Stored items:
.....
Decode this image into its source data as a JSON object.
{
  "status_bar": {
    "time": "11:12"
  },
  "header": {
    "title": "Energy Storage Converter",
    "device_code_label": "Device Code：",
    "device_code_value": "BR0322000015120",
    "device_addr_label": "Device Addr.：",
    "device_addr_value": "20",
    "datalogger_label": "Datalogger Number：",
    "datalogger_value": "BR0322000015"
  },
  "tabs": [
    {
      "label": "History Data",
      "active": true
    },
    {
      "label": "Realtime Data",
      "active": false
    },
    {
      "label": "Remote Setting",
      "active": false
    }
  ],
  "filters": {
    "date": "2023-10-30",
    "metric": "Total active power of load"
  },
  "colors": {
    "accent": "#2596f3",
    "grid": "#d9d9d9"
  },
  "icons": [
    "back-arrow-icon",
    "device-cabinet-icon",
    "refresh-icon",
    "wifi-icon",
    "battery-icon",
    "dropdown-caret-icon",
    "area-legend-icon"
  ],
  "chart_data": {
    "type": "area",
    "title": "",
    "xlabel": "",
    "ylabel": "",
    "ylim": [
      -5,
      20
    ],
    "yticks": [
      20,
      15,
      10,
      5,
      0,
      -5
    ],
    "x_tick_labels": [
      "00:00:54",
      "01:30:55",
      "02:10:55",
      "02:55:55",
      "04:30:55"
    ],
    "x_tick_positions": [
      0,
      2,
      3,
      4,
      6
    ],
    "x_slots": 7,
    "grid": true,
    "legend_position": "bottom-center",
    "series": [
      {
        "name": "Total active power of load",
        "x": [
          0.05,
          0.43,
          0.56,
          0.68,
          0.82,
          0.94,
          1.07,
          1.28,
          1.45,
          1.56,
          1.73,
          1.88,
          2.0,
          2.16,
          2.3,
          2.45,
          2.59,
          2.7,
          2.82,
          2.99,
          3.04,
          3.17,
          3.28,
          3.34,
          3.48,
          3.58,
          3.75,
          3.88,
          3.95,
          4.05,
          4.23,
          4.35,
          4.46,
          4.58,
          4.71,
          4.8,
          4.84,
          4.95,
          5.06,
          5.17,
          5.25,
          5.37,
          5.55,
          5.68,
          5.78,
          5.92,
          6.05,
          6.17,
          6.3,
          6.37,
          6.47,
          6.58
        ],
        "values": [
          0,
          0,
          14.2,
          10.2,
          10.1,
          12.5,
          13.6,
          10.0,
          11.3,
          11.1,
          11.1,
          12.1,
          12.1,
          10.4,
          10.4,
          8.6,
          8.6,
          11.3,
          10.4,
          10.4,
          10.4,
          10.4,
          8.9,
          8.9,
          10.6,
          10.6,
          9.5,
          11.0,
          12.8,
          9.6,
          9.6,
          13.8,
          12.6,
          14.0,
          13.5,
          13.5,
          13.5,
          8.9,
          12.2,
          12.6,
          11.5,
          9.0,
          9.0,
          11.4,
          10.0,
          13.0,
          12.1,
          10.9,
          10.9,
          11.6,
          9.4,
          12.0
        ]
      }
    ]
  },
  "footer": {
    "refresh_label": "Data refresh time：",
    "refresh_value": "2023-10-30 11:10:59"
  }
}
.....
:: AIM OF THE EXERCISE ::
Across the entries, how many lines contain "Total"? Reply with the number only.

:: RESULT BELOW ::
2